I was 38 years old when I discovered a lump on each breast. After close follow-up, the one on the right went away, but the one on the left had grown. The doctor said I was very young, had done everything "right" and he would stake his reputation that the lump would be benign, but a biopsy was needed for diagnosis. The biopsy took place on a Wednesday and I was to get my results the following Monday. In my mind I thought no news over the weekend was good news, but come Monday, I was told that the tumor was malignant and very aggressive.
I opted for a modified radical mastectomy. All I could think about was that I wanted to live and that I wanted this cancer out of my body. The procedure took place on September 9, 1984. Of the 20 lymph nodes taken, five were cancerous. I had chemotherapy for nine months following surgery.
In November of 1990 a routine chest x-ray revealed a one centimeter nodule on the back of the left lung. The upper lobe of my left lung was removed and they found that my breast cancer had metastasized to my lung, but this time the lymph nodes were "clean."
Because the cancer had spread, my best hope for a cure was with an autologous bone marrow transplant. I was told it would be a difficult procedure. As I was trying to come to terms with having this procedure, my insurance company refused to pay for it because of its experimental status. I perceived their attitude as "it will cost $150,000 and you'll probably not make it anyway." After several phone calls and letters, I became so depressed that I was ready to cancel everything. I told my son to give my "harvested" bone marrow to someone else.
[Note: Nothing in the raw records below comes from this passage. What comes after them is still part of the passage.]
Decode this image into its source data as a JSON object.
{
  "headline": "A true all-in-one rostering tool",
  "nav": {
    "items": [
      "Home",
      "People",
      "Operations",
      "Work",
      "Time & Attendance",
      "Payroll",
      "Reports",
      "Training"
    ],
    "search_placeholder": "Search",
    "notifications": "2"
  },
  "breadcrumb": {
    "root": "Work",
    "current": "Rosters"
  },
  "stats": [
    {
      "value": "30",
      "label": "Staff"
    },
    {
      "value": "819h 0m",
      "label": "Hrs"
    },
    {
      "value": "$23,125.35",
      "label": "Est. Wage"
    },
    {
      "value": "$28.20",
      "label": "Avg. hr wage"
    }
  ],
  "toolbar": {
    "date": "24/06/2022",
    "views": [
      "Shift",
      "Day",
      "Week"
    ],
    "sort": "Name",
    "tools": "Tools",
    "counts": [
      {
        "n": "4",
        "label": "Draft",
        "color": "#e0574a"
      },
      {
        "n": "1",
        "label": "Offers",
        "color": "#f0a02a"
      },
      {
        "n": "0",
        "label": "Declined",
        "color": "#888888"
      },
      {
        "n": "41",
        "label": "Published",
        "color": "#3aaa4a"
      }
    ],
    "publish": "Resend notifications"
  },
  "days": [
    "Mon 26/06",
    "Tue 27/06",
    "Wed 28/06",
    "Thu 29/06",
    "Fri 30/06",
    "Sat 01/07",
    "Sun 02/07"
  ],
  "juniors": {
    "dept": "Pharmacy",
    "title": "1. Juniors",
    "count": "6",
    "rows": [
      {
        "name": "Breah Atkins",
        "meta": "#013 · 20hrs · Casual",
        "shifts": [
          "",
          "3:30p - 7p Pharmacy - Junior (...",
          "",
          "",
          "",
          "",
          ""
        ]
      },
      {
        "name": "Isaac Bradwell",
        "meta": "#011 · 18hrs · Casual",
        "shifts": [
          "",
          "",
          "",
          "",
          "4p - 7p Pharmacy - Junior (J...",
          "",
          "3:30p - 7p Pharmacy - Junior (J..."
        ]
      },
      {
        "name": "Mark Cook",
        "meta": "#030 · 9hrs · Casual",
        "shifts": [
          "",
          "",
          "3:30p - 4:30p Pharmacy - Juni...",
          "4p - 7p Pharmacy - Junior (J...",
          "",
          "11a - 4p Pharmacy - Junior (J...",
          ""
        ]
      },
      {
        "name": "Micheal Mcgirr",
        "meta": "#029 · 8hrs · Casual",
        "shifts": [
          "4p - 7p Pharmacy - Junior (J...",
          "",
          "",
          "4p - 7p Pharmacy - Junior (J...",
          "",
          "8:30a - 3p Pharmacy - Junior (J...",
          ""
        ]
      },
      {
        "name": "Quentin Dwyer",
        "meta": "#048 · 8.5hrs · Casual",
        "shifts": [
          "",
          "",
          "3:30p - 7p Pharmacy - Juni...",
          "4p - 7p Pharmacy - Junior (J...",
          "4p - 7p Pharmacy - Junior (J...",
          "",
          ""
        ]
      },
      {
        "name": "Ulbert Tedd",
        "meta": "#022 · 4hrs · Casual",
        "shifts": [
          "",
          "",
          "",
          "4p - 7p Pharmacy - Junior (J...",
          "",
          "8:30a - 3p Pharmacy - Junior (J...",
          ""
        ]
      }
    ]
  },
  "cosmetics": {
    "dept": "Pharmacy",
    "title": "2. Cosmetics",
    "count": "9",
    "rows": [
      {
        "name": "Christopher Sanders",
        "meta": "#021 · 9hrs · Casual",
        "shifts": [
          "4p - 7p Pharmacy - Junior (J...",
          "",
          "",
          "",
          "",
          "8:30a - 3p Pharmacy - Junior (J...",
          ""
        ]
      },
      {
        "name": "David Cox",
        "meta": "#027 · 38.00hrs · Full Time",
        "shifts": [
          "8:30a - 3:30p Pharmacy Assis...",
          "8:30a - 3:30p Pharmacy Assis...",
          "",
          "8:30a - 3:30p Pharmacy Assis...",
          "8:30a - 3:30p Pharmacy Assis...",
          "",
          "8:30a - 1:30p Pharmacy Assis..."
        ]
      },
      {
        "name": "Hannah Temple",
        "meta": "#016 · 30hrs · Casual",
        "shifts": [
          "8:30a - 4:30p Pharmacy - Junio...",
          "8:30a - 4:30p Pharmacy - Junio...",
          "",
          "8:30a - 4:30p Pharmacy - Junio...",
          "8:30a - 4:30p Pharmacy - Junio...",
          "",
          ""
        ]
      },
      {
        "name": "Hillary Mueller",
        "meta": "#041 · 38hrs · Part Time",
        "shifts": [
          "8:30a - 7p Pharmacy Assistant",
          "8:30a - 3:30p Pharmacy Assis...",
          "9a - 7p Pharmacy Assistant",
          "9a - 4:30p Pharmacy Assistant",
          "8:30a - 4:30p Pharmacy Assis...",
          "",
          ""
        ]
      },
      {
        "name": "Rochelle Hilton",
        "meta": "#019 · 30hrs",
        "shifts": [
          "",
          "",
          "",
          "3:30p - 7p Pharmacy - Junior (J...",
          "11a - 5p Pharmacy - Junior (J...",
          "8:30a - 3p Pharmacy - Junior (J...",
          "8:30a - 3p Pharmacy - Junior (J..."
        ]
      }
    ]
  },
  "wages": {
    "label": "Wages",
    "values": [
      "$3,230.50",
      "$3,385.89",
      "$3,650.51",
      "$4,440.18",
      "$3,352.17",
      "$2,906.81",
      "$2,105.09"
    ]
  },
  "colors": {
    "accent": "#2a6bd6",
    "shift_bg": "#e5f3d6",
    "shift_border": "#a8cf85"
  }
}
The next morning as I awoke I thought "Who the hell are they to tell me whether I could live or die?" It's my life and my body they were talking about and if people don't have these investigational procedures, treatments will never improve! I went in and told my doctor I was going to fight and he was going with me.
An attorney took the case on a contingency. In July 1991, while still in litigation, I started my procedure. I received very high doses of chemotherapy to kill any hidden cancer cells in my body, followed by the return of my previously frozen bone marrow cells. I spent five weeks in the hospital - four of those in isolation. I became very ill, my skin turned dark, lost my hair and had temporary hearing loss. My family, friends and co-workers supported me emotionally while my insurance company delayed, but finally payed after two years. After a six month recuperation, I was back to work and felt great.
For five years I did great and continued on with my active life, including active membership in the American Cancer Society. In July 1996, a routine chest x-ray again showed one large mass on the left lung as well as several other spots in both lungs. Radiation was not an option. I was asked if I would participate in a "study" with a new drug. So, I started another regimen of chemotherapy to prepare me for another procedure called a stem cell transplant. This is similar to the transplant I had undergone previously, but the bone marrow was obtained from a catheter in my vein rather than from my hip bones. I lost my hair for the third time. It was just beginning to grow back when I went in to the hospital for the stem cell transplant.
About two weeks before being admitted for this procedure, the insurance company again called me at work to say they would not pay for the procedure. I was told that I was the first person to request a second transplant for breast cancer. I said, "that was five years ago and I am still alive today - that must mean something!" I thought, "here we go again" and I remarked, "Do I have to sue you people again?" I became very upset and I started to cry. I didn't think I had the strength this time to fight. The next day, I got on the phone and made several phone calls and threats. This time it only took one-and-a-half weeks to be approved for the procedure. But, I should not have had to fight the insurance company while I was fighting for my life. Neither should anyone else. Since my first transplant, there has been proposed legislation that would prohibit insurance companies from denying stem cell transplant to women for the treatment of breast cancer.
Along with fighting for my life on a daily basis and struggling with the insurance company, my husband deserted me. He had promised to stay with me through my illness and work on our marriage. I rarely saw him while I was in the hospital and he later abandoned me for another woman. But against all these odds, I will continue to strive for life. For I have much to live for. I know that the good Lord has put me on this earth for a good reason.
I know there is no known cure for metastatic breast cancer, so I am thankful for every birthday. I am grateful for my three children and five grandkids. They bring such joy and happiness that I truly feel fulfilled and alive!
I did lose my hair for the forth time and had some other side-effects, but this last time I was only in the hospital four weeks due to the many medical advances over the past five years. I feel stronger and better every day.
I know that I will win the war against cancer one battle at a time. We must all have faith and believe in ourselves. I continue to use my experiences and the strength I've gained to advocate for others with cancer. I remain active as the president of the Inland Valley Unit of the American Cancer Society. Through the Society we offer support groups and work to pass legislation in California and the nation to continue our battle against cancer. Advances in research have prolonged my life and we must continue to allow all cancer patients access to promising new treatments when needed.
(Original story printed from: In Touch Newsletter from The Robert and Beverly Lewis Family Cancer Care Center at Pomona Valley Hospital Medical Center ©1997)